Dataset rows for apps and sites
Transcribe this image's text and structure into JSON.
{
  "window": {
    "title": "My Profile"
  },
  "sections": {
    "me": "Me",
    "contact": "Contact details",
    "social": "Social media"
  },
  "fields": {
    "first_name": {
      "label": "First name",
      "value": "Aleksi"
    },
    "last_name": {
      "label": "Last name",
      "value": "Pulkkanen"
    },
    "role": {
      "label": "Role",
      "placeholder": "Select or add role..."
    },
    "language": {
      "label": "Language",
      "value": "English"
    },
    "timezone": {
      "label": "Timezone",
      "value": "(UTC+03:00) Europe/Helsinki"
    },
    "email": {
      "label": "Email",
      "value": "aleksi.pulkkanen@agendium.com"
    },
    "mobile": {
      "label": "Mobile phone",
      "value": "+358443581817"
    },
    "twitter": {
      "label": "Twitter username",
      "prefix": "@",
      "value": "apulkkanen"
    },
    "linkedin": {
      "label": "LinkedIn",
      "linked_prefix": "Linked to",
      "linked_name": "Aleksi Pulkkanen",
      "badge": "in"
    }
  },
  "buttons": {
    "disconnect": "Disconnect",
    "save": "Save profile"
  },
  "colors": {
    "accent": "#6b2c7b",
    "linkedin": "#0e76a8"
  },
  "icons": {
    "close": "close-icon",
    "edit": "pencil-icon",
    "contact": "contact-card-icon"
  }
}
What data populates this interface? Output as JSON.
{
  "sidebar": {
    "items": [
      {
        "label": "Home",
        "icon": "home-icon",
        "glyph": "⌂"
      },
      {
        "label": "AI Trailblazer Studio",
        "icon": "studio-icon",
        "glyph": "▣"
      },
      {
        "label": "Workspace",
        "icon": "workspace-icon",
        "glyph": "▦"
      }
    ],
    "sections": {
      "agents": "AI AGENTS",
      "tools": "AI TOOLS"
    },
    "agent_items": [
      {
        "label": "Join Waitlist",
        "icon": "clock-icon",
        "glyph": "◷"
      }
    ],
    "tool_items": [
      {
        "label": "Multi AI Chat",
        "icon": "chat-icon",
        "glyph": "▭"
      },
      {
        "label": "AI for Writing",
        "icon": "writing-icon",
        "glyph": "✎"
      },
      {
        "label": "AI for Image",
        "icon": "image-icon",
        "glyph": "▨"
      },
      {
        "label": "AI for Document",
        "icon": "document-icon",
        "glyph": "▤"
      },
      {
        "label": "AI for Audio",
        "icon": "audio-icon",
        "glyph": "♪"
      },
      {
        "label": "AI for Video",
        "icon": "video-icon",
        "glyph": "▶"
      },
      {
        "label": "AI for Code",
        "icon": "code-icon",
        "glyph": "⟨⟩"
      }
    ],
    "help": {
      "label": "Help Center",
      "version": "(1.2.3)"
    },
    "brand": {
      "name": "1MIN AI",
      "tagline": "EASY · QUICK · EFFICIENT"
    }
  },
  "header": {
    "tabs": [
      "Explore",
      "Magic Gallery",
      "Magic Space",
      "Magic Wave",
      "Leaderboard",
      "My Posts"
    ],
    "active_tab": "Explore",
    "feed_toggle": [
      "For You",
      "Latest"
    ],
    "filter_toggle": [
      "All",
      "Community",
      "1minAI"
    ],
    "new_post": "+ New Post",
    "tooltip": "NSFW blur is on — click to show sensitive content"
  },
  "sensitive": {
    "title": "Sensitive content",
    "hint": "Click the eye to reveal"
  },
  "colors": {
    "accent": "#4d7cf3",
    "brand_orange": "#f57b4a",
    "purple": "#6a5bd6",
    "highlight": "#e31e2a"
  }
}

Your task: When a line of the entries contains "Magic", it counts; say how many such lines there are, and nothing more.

Result of this task: 3